◆ **What you will do**: The records below are to be reproduced exactly, and no picture should appear in the copy.

◆ **Information supplied**:
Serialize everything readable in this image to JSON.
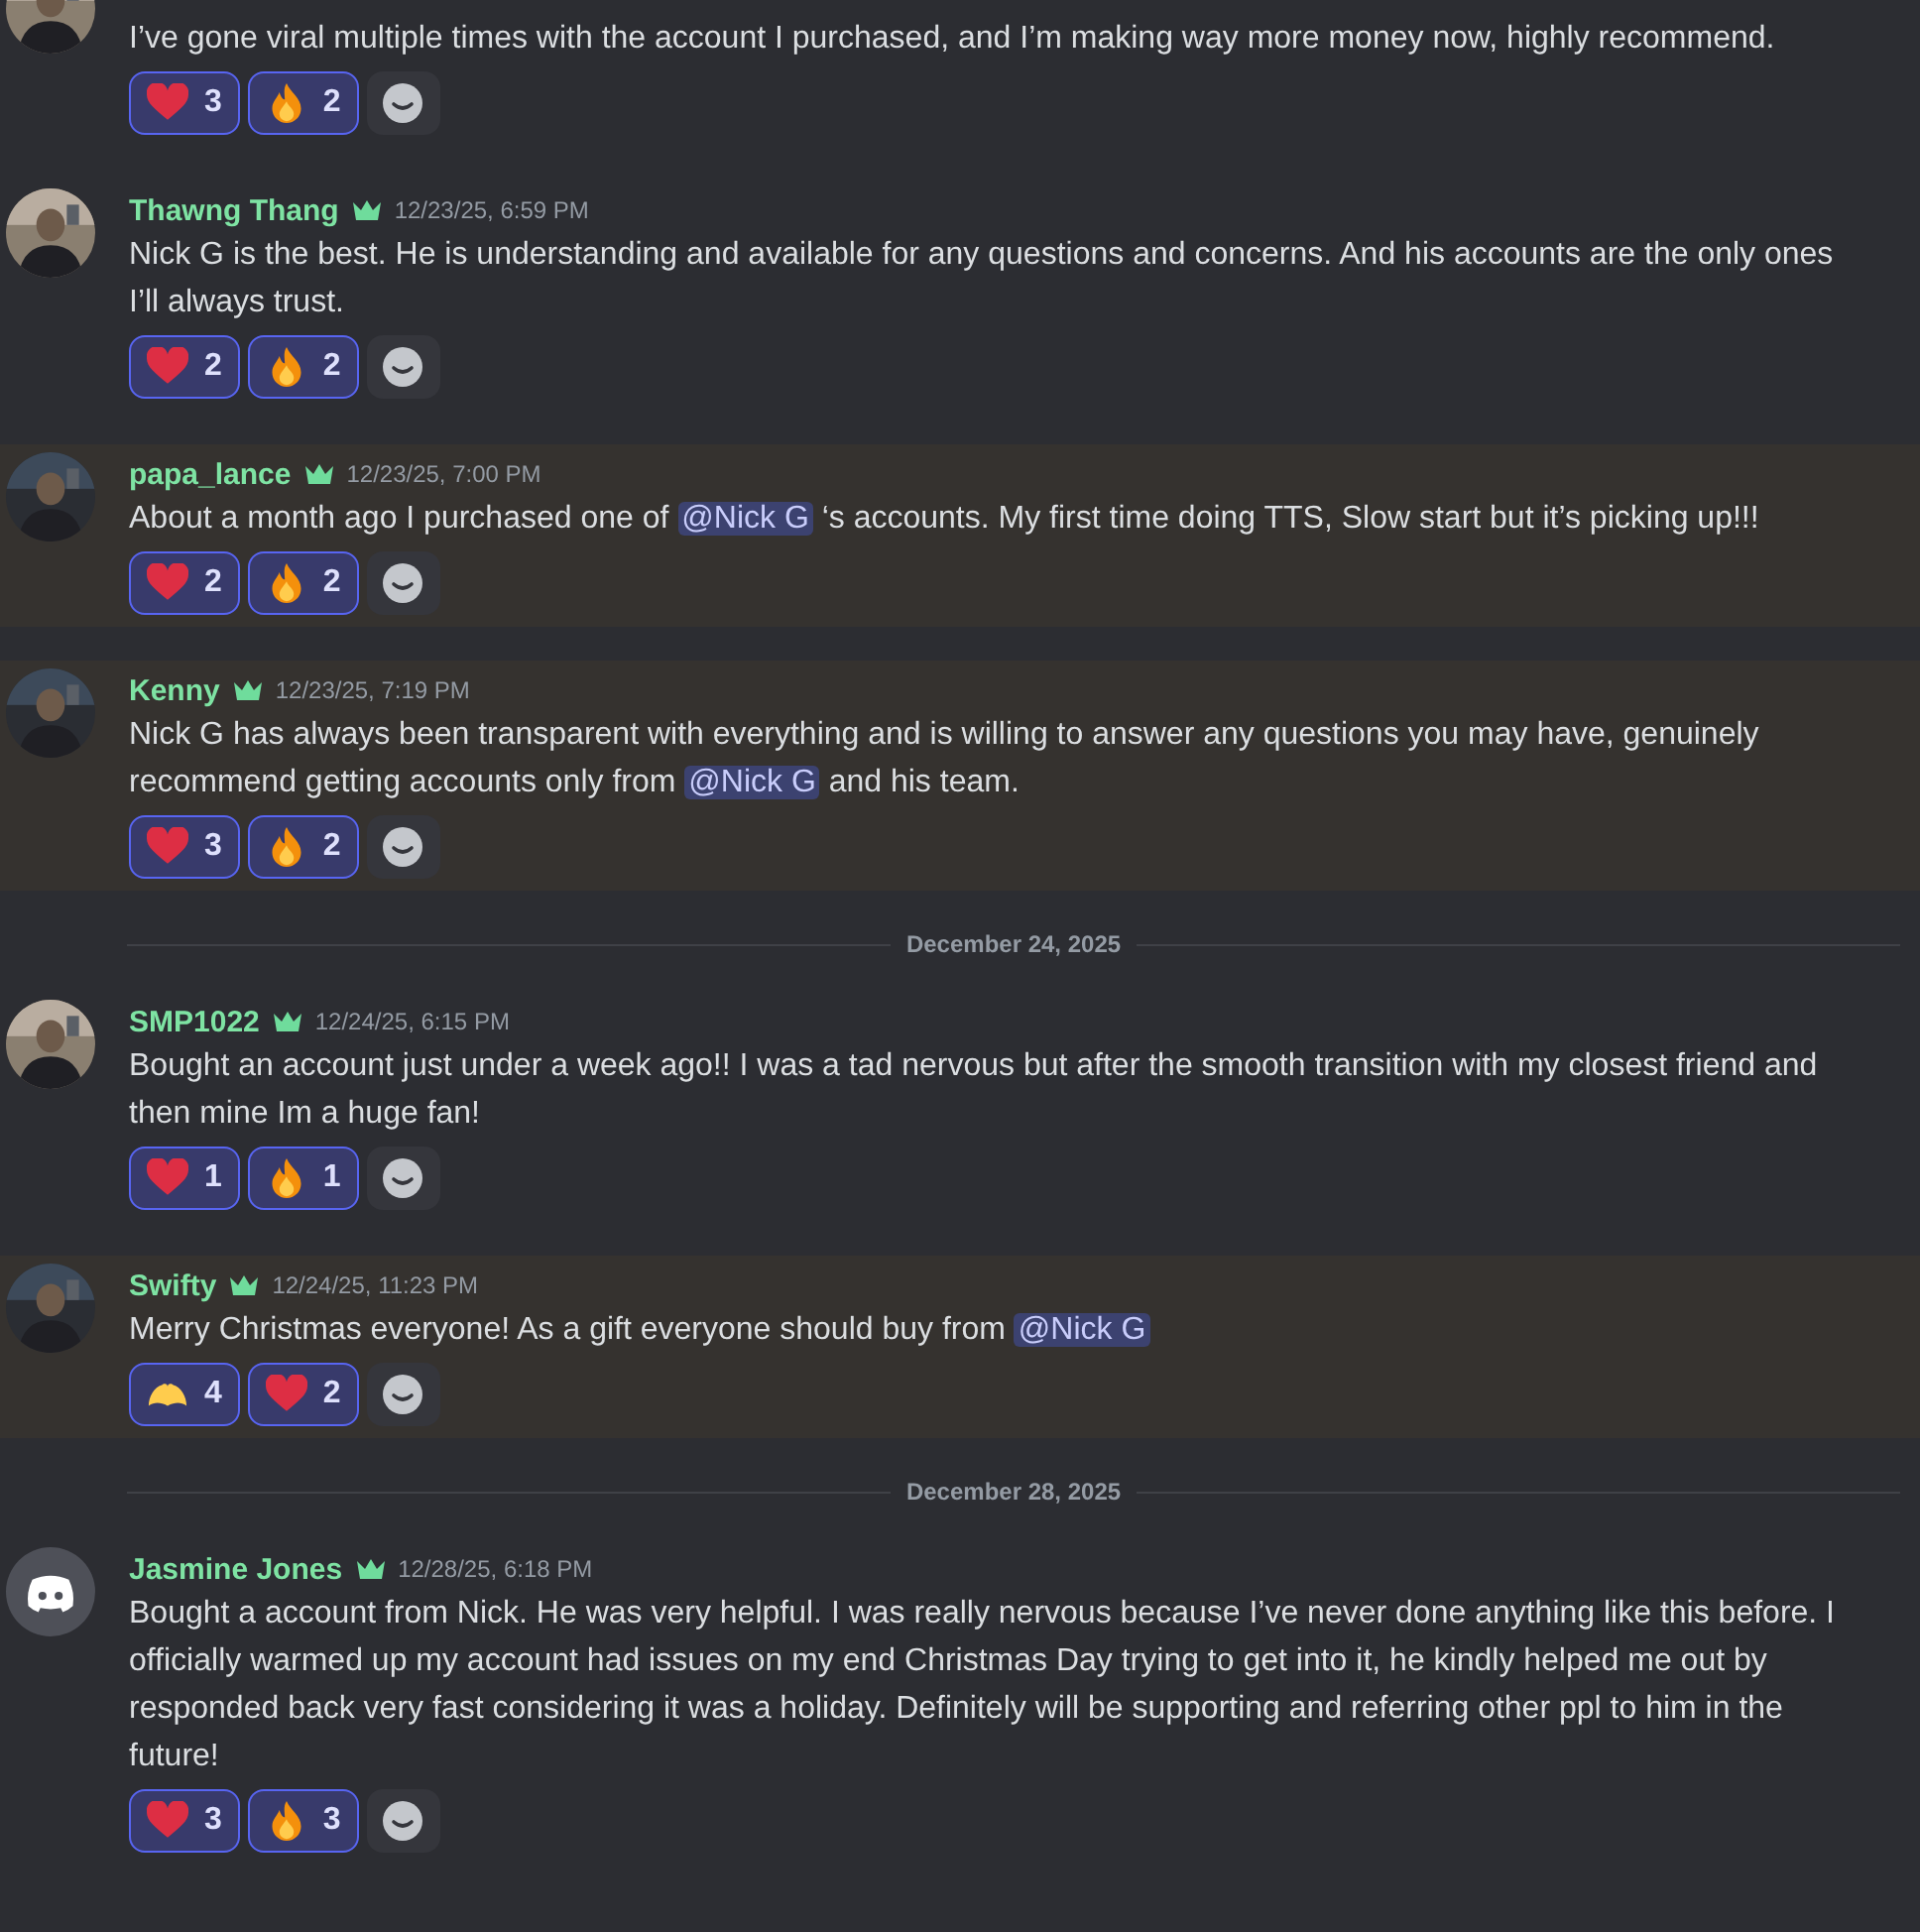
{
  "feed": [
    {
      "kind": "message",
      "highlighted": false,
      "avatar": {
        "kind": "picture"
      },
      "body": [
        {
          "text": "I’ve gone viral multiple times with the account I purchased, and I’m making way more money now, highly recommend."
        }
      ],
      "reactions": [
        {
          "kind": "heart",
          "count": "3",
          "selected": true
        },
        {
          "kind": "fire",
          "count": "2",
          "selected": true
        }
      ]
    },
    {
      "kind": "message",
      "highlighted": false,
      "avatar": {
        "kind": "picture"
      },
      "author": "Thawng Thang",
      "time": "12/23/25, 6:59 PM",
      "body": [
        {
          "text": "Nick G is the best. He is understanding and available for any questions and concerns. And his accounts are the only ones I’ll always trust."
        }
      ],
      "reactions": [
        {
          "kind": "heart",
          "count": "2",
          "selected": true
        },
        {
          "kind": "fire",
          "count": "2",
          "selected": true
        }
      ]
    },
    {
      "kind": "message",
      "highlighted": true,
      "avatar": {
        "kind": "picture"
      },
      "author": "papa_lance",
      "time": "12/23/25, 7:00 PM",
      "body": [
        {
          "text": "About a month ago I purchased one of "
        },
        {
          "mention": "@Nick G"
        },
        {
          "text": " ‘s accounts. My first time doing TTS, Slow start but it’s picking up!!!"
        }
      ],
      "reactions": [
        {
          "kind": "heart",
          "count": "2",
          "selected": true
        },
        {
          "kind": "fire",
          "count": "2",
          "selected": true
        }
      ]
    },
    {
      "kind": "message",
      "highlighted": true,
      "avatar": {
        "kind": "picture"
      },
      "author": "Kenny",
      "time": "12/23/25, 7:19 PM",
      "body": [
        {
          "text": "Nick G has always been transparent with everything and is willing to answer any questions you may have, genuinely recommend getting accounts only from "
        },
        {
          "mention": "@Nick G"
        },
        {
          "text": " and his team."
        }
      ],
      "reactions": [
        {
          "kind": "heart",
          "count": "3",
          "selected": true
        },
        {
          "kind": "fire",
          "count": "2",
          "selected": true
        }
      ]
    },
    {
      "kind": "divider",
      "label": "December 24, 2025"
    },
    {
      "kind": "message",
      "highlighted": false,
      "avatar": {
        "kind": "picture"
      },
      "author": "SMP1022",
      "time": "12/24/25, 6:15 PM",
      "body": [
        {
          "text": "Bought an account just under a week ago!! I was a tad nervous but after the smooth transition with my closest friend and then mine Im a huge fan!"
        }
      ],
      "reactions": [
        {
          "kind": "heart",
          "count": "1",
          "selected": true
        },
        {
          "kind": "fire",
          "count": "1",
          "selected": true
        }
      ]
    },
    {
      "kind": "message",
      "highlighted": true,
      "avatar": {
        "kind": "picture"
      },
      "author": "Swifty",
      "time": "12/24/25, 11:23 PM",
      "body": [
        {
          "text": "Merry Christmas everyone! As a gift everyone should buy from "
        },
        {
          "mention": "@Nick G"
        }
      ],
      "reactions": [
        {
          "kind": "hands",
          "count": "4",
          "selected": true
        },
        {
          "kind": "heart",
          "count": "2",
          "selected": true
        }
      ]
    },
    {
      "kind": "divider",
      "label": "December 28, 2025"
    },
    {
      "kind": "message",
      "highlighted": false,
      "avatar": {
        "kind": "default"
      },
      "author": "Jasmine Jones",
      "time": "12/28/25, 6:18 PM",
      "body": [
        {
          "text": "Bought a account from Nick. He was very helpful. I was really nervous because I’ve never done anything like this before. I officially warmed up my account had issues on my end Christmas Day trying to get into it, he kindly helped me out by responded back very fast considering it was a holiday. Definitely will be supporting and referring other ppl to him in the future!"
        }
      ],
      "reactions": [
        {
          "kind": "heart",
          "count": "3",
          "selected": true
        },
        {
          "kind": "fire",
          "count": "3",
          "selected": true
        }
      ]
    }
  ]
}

◆ **Exercise response**:
Serialize everything readable in this image to JSON.
{
  "feed": [
    {
      "kind": "message",
      "highlighted": false,
      "avatar": {
        "kind": "picture"
      },
      "body": [
        {
          "text": "I’ve gone viral multiple times with the account I purchased, and I’m making way more money now, highly recommend."
        }
      ],
      "reactions": [
        {
          "kind": "heart",
          "count": "3",
          "selected": true
        },
        {
          "kind": "fire",
          "count": "2",
          "selected": true
        }
      ]
    },
    {
      "kind": "message",
      "highlighted": false,
      "avatar": {
        "kind": "picture"
      },
      "author": "Thawng Thang",
      "time": "12/23/25, 6:59 PM",
      "body": [
        {
          "text": "Nick G is the best. He is understanding and available for any questions and concerns. And his accounts are the only ones I’ll always trust."
        }
      ],
      "reactions": [
        {
          "kind": "heart",
          "count": "2",
          "selected": true
        },
        {
          "kind": "fire",
          "count": "2",
          "selected": true
        }
      ]
    },
    {
      "kind": "message",
      "highlighted": true,
      "avatar": {
        "kind": "picture"
      },
      "author": "papa_lance",
      "time": "12/23/25, 7:00 PM",
      "body": [
        {
          "text": "About a month ago I purchased one of "
        },
        {
          "mention": "@Nick G"
        },
        {
          "text": " ‘s accounts. My first time doing TTS, Slow start but it’s picking up!!!"
        }
      ],
      "reactions": [
        {
          "kind": "heart",
          "count": "2",
          "selected": true
        },
        {
          "kind": "fire",
          "count": "2",
          "selected": true
        }
      ]
    },
    {
      "kind": "message",
      "highlighted": true,
      "avatar": {
        "kind": "picture"
      },
      "author": "Kenny",
      "time": "12/23/25, 7:19 PM",
      "body": [
        {
          "text": "Nick G has always been transparent with everything and is willing to answer any questions you may have, genuinely recommend getting accounts only from "
        },
        {
          "mention": "@Nick G"
        },
        {
          "text": " and his team."
        }
      ],
      "reactions": [
        {
          "kind": "heart",
          "count": "3",
          "selected": true
        },
        {
          "kind": "fire",
          "count": "2",
          "selected": true
        }
      ]
    },
    {
      "kind": "divider",
      "label": "December 24, 2025"
    },
    {
      "kind": "message",
      "highlighted": false,
      "avatar": {
        "kind": "picture"
      },
      "author": "SMP1022",
      "time": "12/24/25, 6:15 PM",
      "body": [
        {
          "text": "Bought an account just under a week ago!! I was a tad nervous but after the smooth transition with my closest friend and then mine Im a huge fan!"
        }
      ],
      "reactions": [
        {
          "kind": "heart",
          "count": "1",
          "selected": true
        },
        {
          "kind": "fire",
          "count": "1",
          "selected": true
        }
      ]
    },
    {
      "kind": "message",
      "highlighted": true,
      "avatar": {
        "kind": "picture"
      },
      "author": "Swifty",
      "time": "12/24/25, 11:23 PM",
      "body": [
        {
          "text": "Merry Christmas everyone! As a gift everyone should buy from "
        },
        {
          "mention": "@Nick G"
        }
      ],
      "reactions": [
        {
          "kind": "hands",
          "count": "4",
          "selected": true
        },
        {
          "kind": "heart",
          "count": "2",
          "selected": true
        }
      ]
    },
    {
      "kind": "divider",
      "label": "December 28, 2025"
    },
    {
      "kind": "message",
      "highlighted": false,
      "avatar": {
        "kind": "default"
      },
      "author": "Jasmine Jones",
      "time": "12/28/25, 6:18 PM",
      "body": [
        {
          "text": "Bought a account from Nick. He was very helpful. I was really nervous because I’ve never done anything like this before. I officially warmed up my account had issues on my end Christmas Day trying to get into it, he kindly helped me out by responded back very fast considering it was a holiday. Definitely will be supporting and referring other ppl to him in the future!"
        }
      ],
      "reactions": [
        {
          "kind": "heart",
          "count": "3",
          "selected": true
        },
        {
          "kind": "fire",
          "count": "3",
          "selected": true
        }
      ]
    }
  ]
}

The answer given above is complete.